Over 96% of Delaware Valley adults have access to the internet, according to Nielsen. Nearly 70% of these consumers spend more than five hours a week connected.
Nielsen reports that Philadelphia area consumers go online to stay connected to friends and family; research products and services; learn the latest news, and obtain directions to where they are going and know what the weather will be when they get there.
Here are some of the many reasons why Philadelphia area internet users go online each month
- Social Media: 79%
- Weather: 58%
- Online Banking: 55%
- Maps/Directions: 52%
- Product Reviews: 48%
- Current Events: 39%
- Restaurant Reviews: 34%
- Sports Scores/News: 30%
- Job Search: 22%
- Real Estate: 16%
And, of course, there is shopping. Over the past six months, according to Nielsen, 81.3% of Philadelphia consumers shopped online for every imaginable product and service including, cars, golf clubs, office supplies, wedding rings, mattresses, tires, medicine, shoes, socks, and eyeglasses.
To reach local consumers while they are online, Philadelphia business owners will spend $1.3 billion for digital advertising in 2020, according to Borrell Associates. Here is how the money is being spent:
When local businesses advertise online, a primary objective is to promote e-commerce. Based on recent projections from eMarketer, Philadelphia shoppers are expected to spend a record $13.2 billion online in 2020.
During the same period, according to eMarketer, receipts at brick-and-mortar stores have contracted by 3.2%. Overall, excluding gas and auto sales, e-commerce will account for 20.6% of all retail sales this year.
The Coronavirus pandemic is credited with this seismic shift in shopping behavior as consumers continue to avoid stores and opt for online shopping.
“We’ve seen e-commerce accelerate in ways that didn’t seem possible last spring, given the extent of the economic crisis,” said Andrew Lipsman, eMarketer principal analyst at Insider Intelligence. “While much of the shift has been led by essential categories like grocery, there has been surprising strength in discretionary categories like consumer electronics and home furnishings that benefited from pandemic-driven lifestyle needs.”
Even before the onset of the pandemic, 81.3% of Delaware Valley consumers had bought goods online over the prior six months, according to Nielsen research. Purchases included clothing, health & beauty products, travel reservations, books, furniture, and groceries.
In addition to online advertising, many local business owners depend on other forms of marketing to reach online shoppers.

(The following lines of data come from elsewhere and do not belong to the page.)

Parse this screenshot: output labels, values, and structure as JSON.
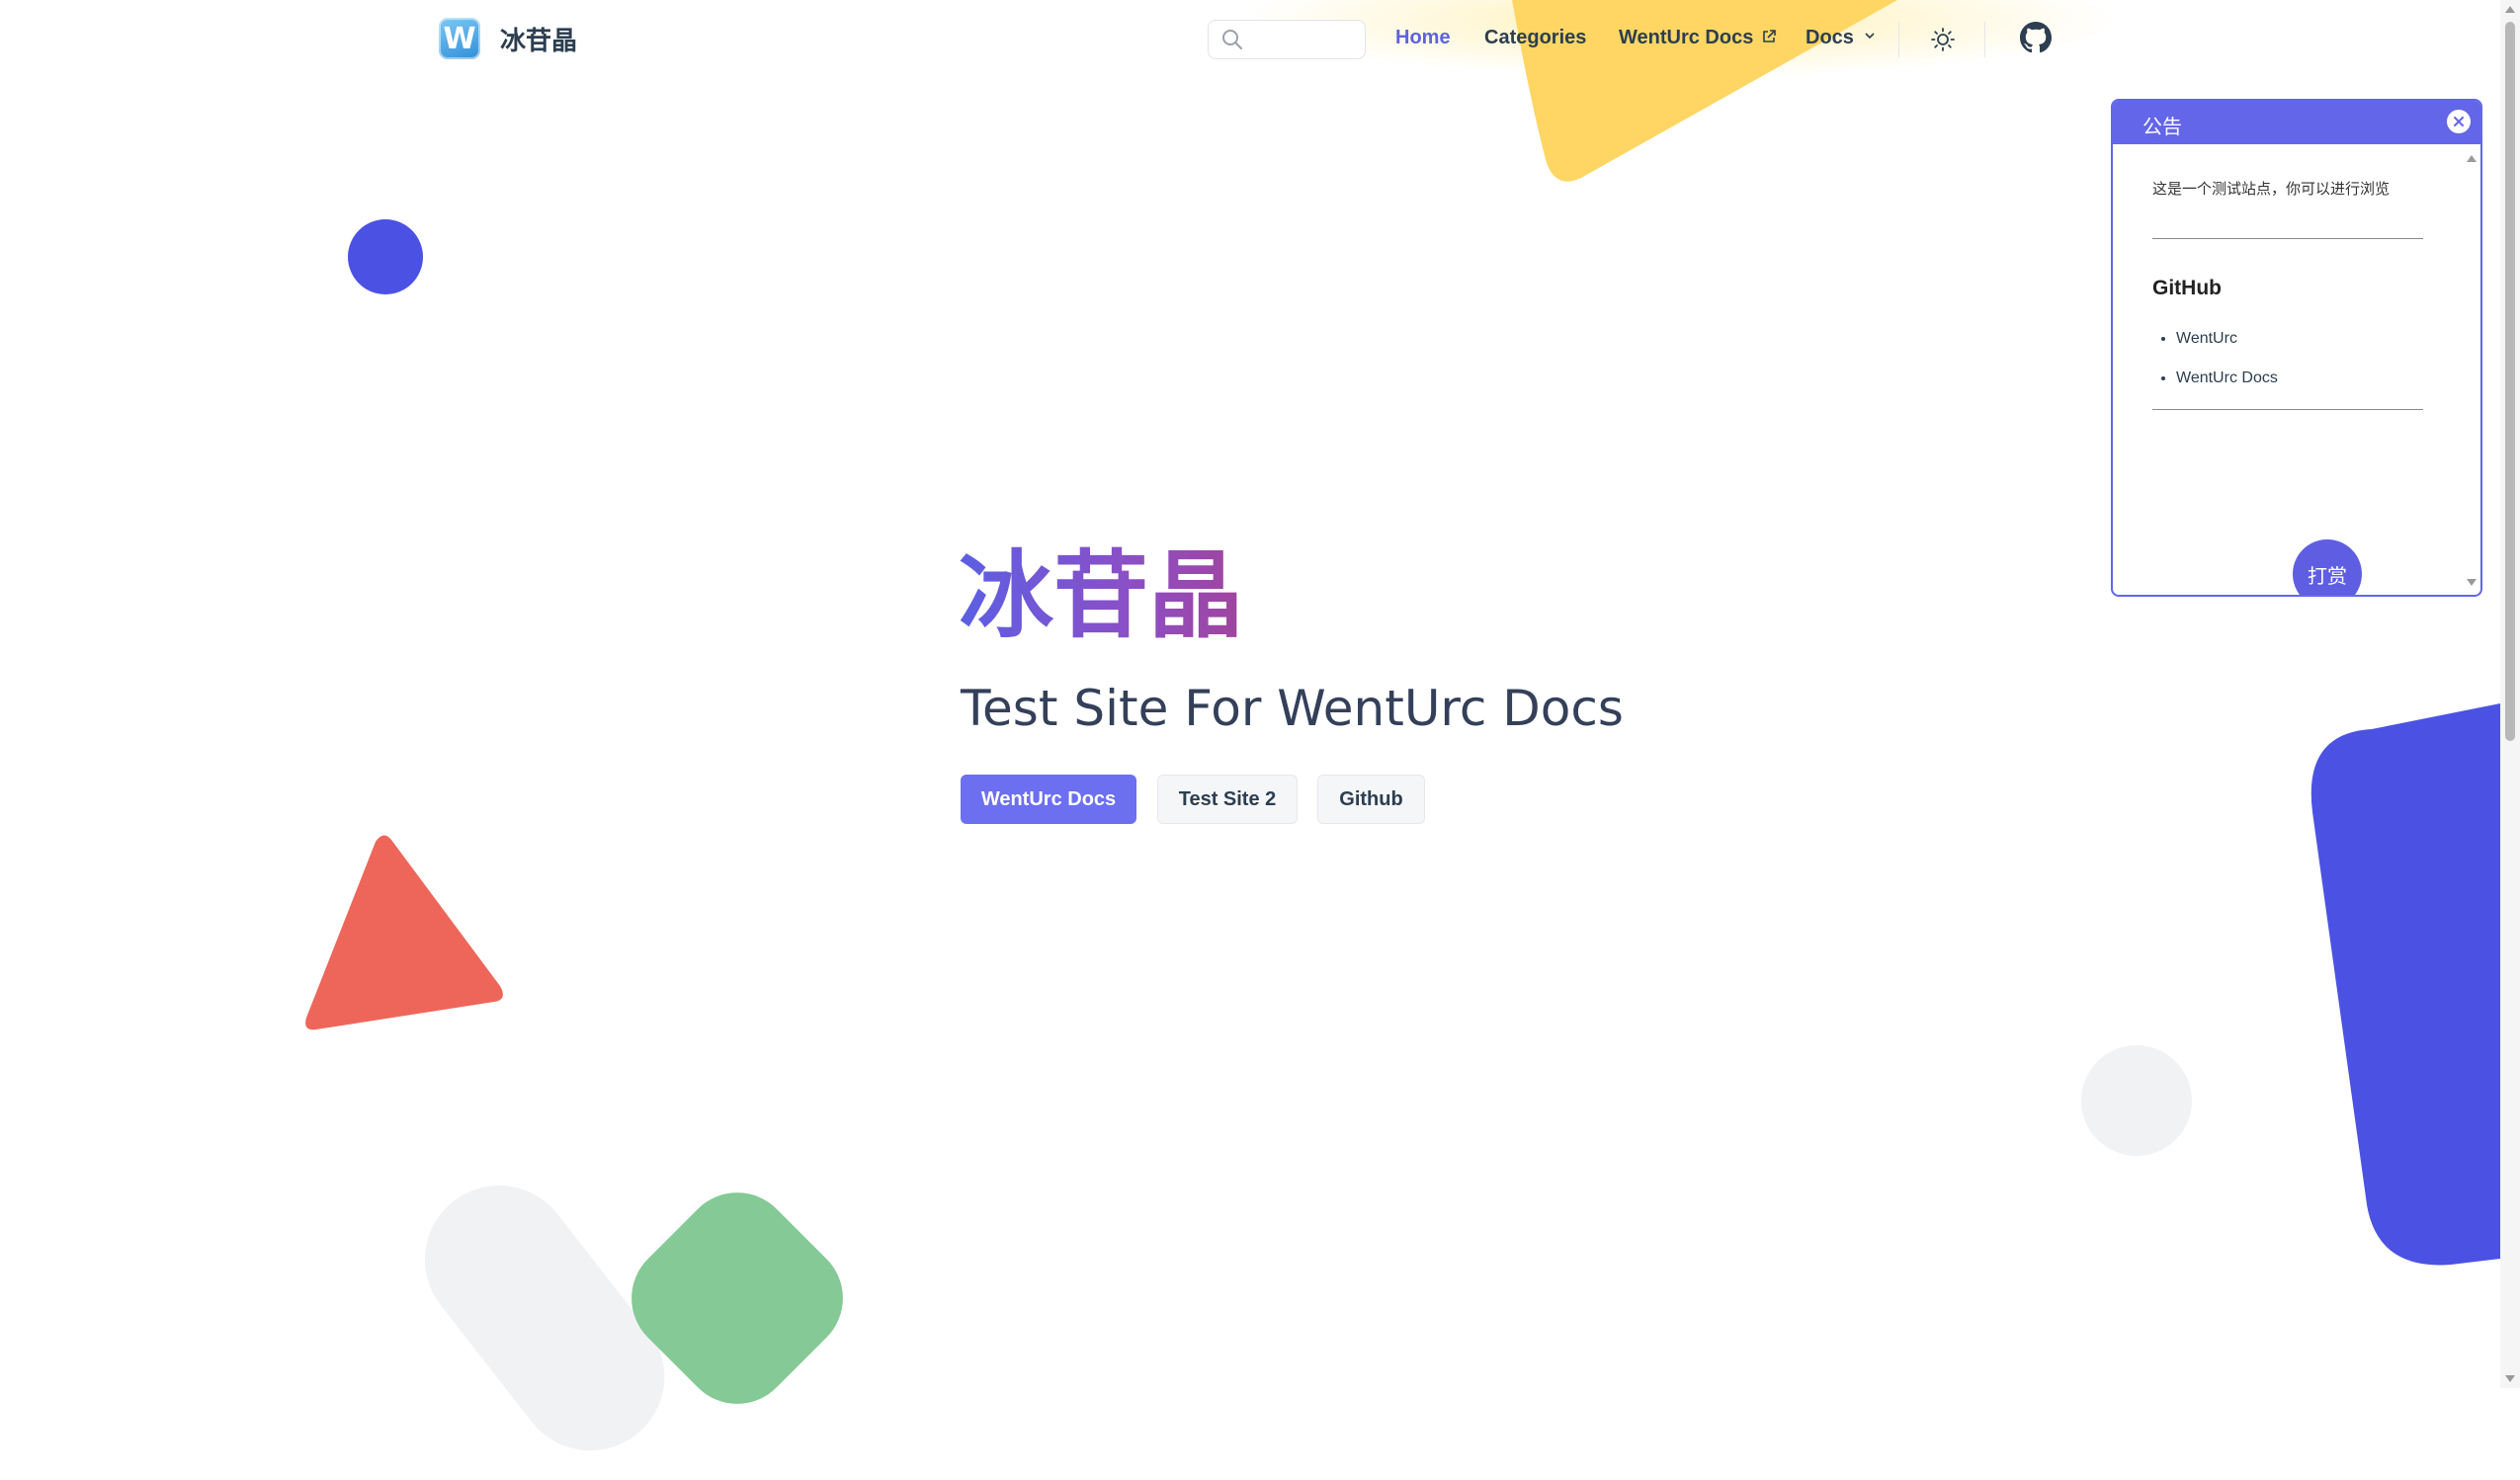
{
  "brand": {
    "name": "冰苷晶",
    "logo_letter": "W"
  },
  "search": {
    "placeholder": "",
    "value": ""
  },
  "nav": {
    "home": "Home",
    "categories": "Categories",
    "wenturc_docs": "WentUrc Docs",
    "docs": "Docs"
  },
  "hero": {
    "title": "冰苷晶",
    "subtitle": "Test Site For WentUrc Docs",
    "actions": [
      "WentUrc Docs",
      "Test Site 2",
      "Github"
    ]
  },
  "notice": {
    "title": "公告",
    "text": "这是一个测试站点，你可以进行浏览",
    "heading": "GitHub",
    "links": [
      "WentUrc",
      "WentUrc Docs"
    ],
    "button": "打赏"
  },
  "colors": {
    "accent": "#5c63e0",
    "primary_button": "#6b6ff0",
    "notice_header": "#6366e8",
    "shape_blue": "#4b52e3",
    "shape_red": "#ee665a",
    "shape_green": "#84c996",
    "shape_yellow": "#ffd663",
    "shape_gray": "#f1f2f4"
  },
  "icons": [
    "search-icon",
    "external-link-icon",
    "chevron-down-icon",
    "sun-icon",
    "github-icon",
    "close-icon",
    "w-logo-icon"
  ]
}
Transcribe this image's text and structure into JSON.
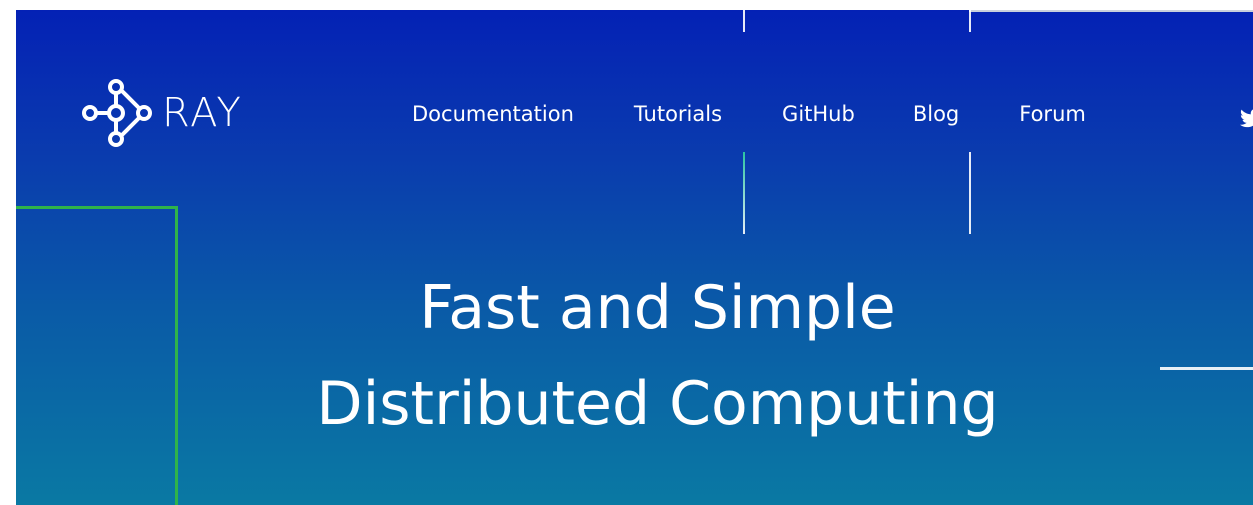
{
  "brand": {
    "name": "RAY",
    "icon": "ray-logo-icon"
  },
  "nav": {
    "items": [
      {
        "label": "Documentation"
      },
      {
        "label": "Tutorials"
      },
      {
        "label": "GitHub"
      },
      {
        "label": "Blog"
      },
      {
        "label": "Forum"
      }
    ],
    "social_icon": "twitter-icon"
  },
  "hero": {
    "title_line1": "Fast and Simple",
    "title_line2": "Distributed Computing"
  },
  "colors": {
    "gradient_top": "#0421b5",
    "gradient_bottom": "#0a79a3",
    "accent_green": "#2fb34a",
    "text": "#ffffff"
  }
}
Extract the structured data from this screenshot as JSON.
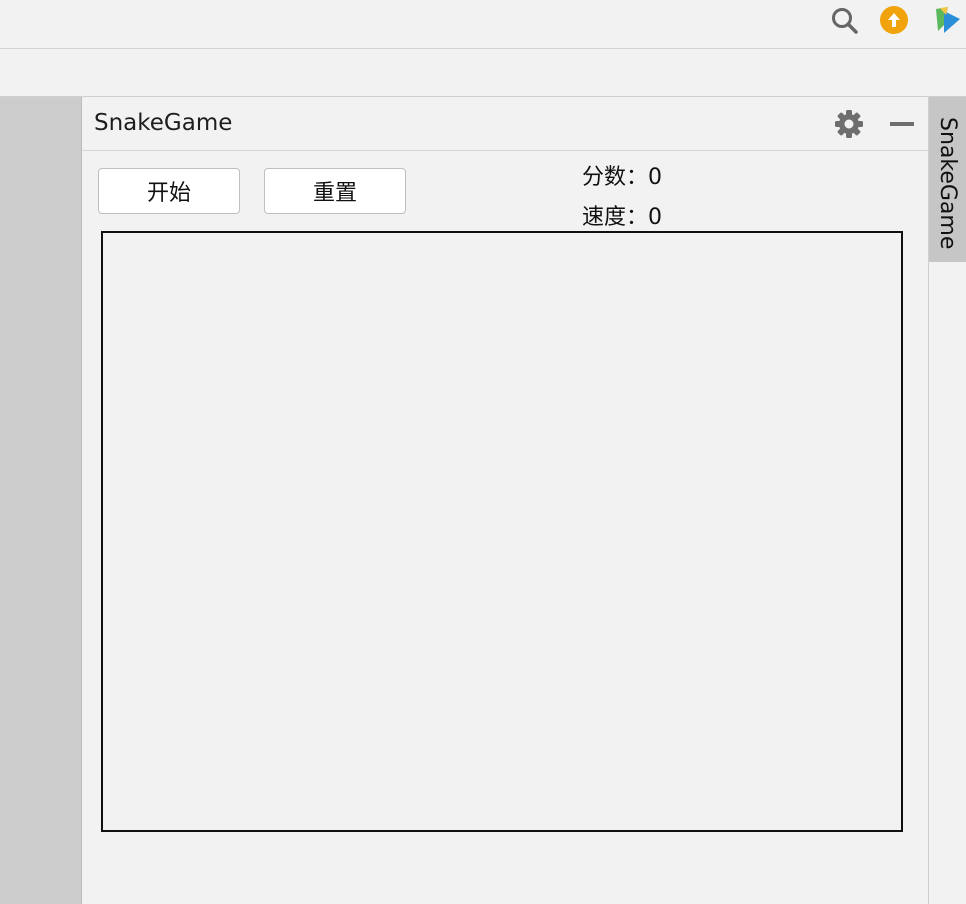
{
  "toolbar": {
    "icons": [
      "search-icon",
      "update-icon",
      "plugin-logo-icon"
    ],
    "update_color": "#f0a30a"
  },
  "panel": {
    "title": "SnakeGame",
    "icons": [
      "gear-icon",
      "minimize-icon"
    ]
  },
  "controls": {
    "start_label": "开始",
    "reset_label": "重置"
  },
  "stats": {
    "score_label": "分数：",
    "score_value": "0",
    "speed_label": "速度：",
    "speed_value": "0"
  },
  "side_tab": {
    "label": "SnakeGame"
  }
}
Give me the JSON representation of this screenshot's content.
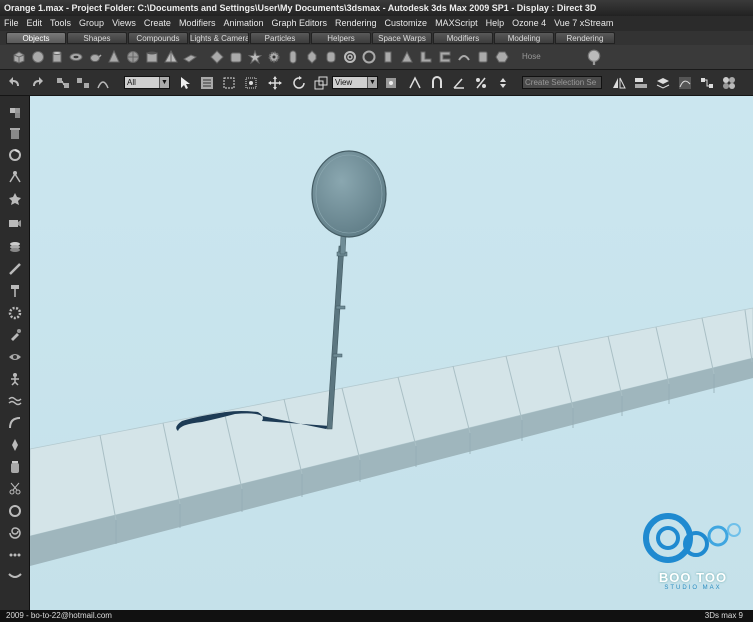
{
  "window": {
    "title": "Orange 1.max     - Project Folder: C:\\Documents and Settings\\User\\My Documents\\3dsmax      - Autodesk 3ds Max  2009 SP1         - Display : Direct 3D"
  },
  "menu": [
    "File",
    "Edit",
    "Tools",
    "Group",
    "Views",
    "Create",
    "Modifiers",
    "Animation",
    "Graph Editors",
    "Rendering",
    "Customize",
    "MAXScript",
    "Help",
    "Ozone 4",
    "Vue 7 xStream"
  ],
  "tabs": [
    "Objects",
    "Shapes",
    "Compounds",
    "Lights & Cameras",
    "Particles",
    "Helpers",
    "Space Warps",
    "Modifiers",
    "Modeling",
    "Rendering"
  ],
  "shelf": {
    "hose_label": "Hose"
  },
  "main_toolbar": {
    "filter_value": "All",
    "coord_value": "View",
    "selection_set_placeholder": "Create Selection Se"
  },
  "status": {
    "left": "2009  -  bo-to-22@hotmail.com",
    "right": "3Ds max 9"
  },
  "logo": {
    "name": "BOO TOO",
    "sub": "STUDIO MAX"
  },
  "colors": {
    "viewport_bg": "#c9e4ed",
    "object": "#6f8c96",
    "logo_blue": "#1f8ad0"
  }
}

Last week, for instance, local radio reached significantly more online shoppers than all other local media including, Philadelphia TV, cable, newspaper, or social media.
Local radio's ability to reach online shoppers extends to millennials. This generation now accounts for over 30% of all retail sales in the Philadelphia area.
On average, advertising on Philadelphia radio creates a ten percent lift in website traffic for local businesses, according to Analytic Owl, an advertising attribution company. More than 89% of this increased traffic comes from new visitors.
When advertising on Philadelphia radio to reach online shoppers, it is essential that the commercials address the reasons why consumers choose to buy from websites versus local stores. These motivations fall into four categories, according to Nielsen: time, availability, practicality, and value.
Ecommerce was certainly not born out of the pandemic," says Nielsen, "but the pandemic has elevated consumer adoption and reliance in ways that would have otherwise taken years. Consequently, brands and retailers now need to innovate to meet elevated expectations."
More Advertising Advice For Philadelphia Small Business Owners
- Advertising In Philadelphia: Top 5 Articles From 2020
- Who's Spending Now? Philadelphia Small Business Owners Ask.
- Advertising In Philadelphia: Still Time To Ring Up Holiday Sales
- What Is The Best Way To Reach Online Shoppers In Philadelphia?
- Small Business Advertising In Philadelphia: Consumers Ready To Spend